------ Provided records

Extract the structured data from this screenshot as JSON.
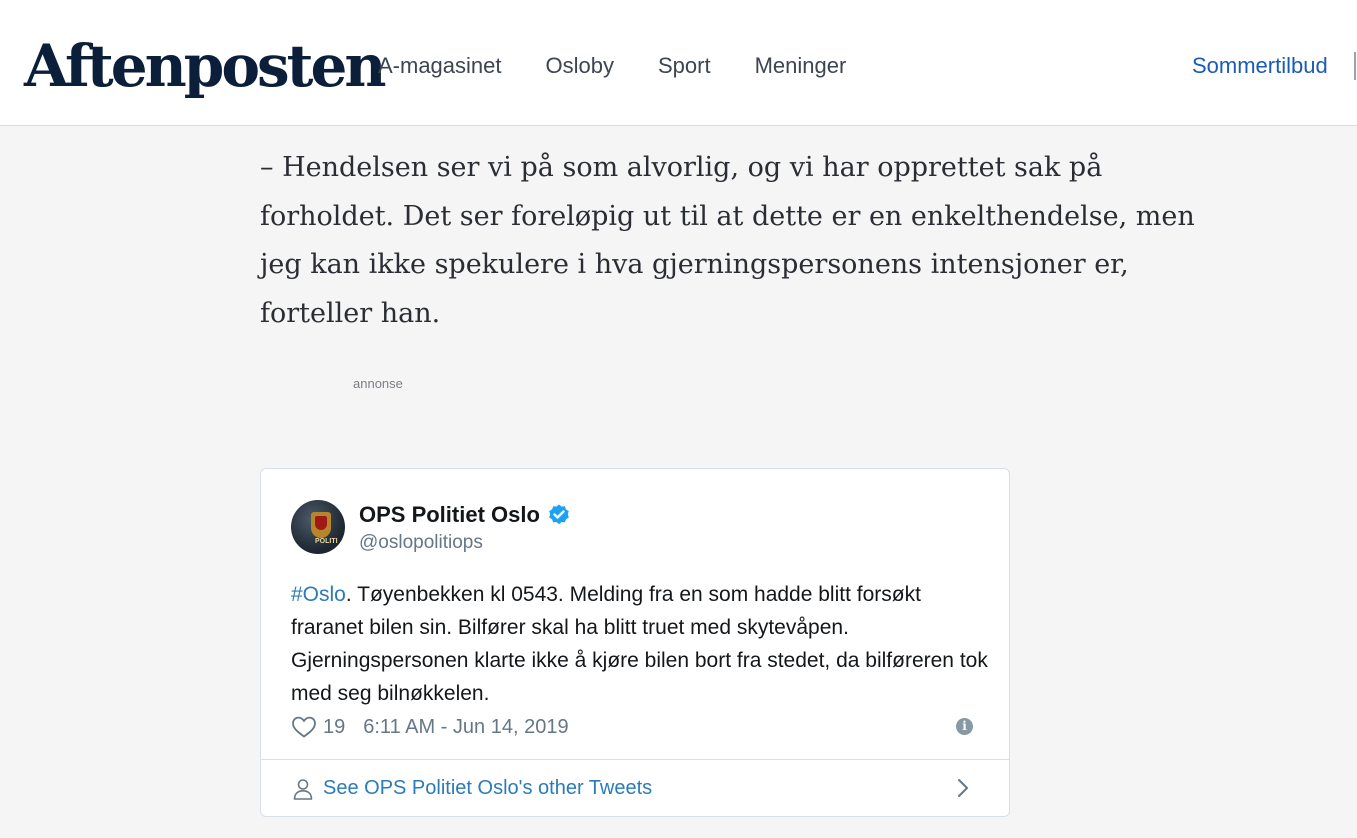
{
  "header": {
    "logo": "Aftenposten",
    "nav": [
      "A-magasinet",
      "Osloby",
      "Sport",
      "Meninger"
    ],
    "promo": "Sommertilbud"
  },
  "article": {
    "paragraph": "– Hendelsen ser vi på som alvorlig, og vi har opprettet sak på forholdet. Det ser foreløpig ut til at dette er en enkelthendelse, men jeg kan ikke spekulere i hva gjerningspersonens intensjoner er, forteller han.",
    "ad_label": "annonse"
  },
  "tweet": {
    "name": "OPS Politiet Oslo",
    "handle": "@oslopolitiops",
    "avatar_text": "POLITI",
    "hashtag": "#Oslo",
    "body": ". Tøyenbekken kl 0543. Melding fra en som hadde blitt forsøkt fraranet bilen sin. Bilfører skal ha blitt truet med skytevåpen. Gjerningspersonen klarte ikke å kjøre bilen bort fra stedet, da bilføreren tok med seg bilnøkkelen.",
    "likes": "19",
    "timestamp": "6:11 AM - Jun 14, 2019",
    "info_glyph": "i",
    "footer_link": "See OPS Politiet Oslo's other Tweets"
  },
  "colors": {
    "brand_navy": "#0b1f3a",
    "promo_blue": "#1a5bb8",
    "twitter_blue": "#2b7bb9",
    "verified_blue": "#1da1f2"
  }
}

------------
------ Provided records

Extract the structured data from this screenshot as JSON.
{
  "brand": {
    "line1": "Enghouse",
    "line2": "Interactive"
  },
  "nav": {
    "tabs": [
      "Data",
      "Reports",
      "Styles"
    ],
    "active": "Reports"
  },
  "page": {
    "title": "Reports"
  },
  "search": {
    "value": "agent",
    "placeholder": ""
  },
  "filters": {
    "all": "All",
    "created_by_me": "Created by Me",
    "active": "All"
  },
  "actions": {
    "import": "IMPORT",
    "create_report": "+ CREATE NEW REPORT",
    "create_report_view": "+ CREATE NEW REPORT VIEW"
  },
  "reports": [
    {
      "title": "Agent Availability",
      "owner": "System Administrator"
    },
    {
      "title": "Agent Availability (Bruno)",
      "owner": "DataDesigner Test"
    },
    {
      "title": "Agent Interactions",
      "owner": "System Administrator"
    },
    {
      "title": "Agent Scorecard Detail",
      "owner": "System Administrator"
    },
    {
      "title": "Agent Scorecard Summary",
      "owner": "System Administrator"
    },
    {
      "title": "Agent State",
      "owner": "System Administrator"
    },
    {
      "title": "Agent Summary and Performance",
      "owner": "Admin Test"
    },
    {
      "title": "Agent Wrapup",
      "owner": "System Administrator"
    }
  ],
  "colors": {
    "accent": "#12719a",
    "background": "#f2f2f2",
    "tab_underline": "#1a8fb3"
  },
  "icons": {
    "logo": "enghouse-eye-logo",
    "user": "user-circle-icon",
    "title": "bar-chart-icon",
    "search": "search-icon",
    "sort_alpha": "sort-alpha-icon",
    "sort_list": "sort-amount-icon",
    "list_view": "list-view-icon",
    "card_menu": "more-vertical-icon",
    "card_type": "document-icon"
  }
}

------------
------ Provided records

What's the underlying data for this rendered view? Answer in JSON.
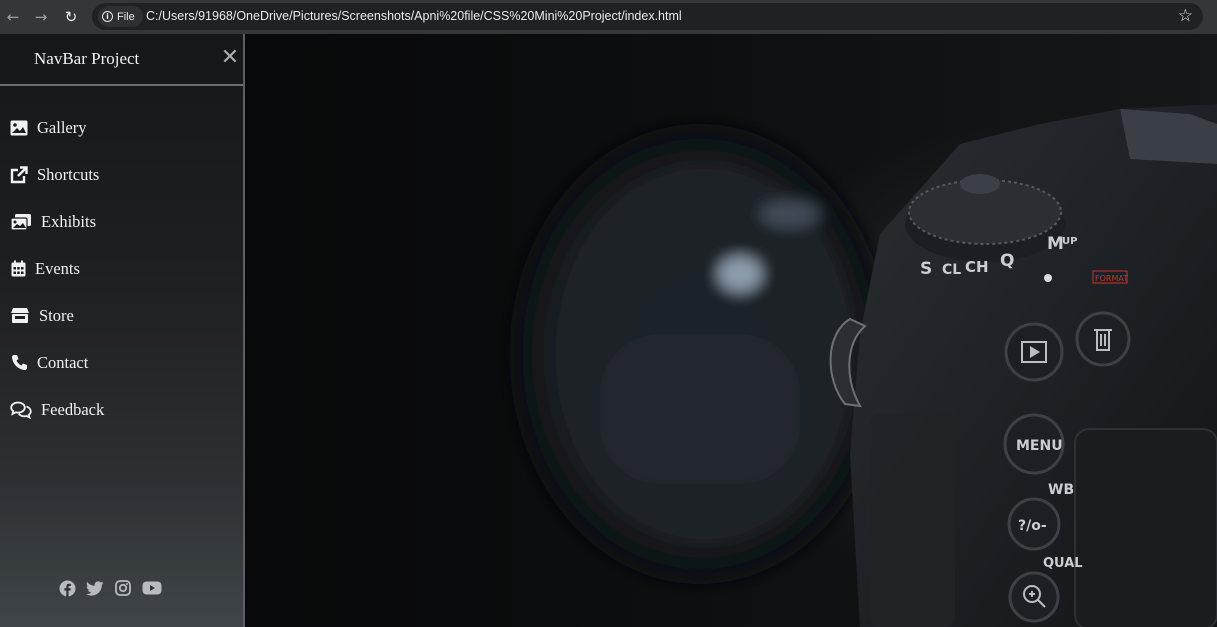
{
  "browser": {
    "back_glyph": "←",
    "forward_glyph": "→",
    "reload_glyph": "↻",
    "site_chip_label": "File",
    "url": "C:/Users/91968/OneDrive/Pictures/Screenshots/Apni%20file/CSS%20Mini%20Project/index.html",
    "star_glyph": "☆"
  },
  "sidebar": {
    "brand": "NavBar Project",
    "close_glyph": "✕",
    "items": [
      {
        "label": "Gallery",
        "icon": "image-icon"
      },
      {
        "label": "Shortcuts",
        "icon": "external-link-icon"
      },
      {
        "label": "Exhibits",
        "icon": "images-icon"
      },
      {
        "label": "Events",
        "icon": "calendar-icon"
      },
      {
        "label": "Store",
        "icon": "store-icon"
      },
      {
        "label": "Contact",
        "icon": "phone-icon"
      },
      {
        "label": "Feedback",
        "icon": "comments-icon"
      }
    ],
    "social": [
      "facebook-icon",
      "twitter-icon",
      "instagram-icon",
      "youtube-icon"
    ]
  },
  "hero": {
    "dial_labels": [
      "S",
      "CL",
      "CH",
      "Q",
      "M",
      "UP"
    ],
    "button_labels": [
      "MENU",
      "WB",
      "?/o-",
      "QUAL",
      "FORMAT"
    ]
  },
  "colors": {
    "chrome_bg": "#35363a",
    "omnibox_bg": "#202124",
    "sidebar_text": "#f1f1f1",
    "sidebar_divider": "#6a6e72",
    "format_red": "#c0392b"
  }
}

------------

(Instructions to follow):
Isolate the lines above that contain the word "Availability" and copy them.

(The completed task):
      "title": "Agent Availability",
      "title": "Agent Availability (Bruno)",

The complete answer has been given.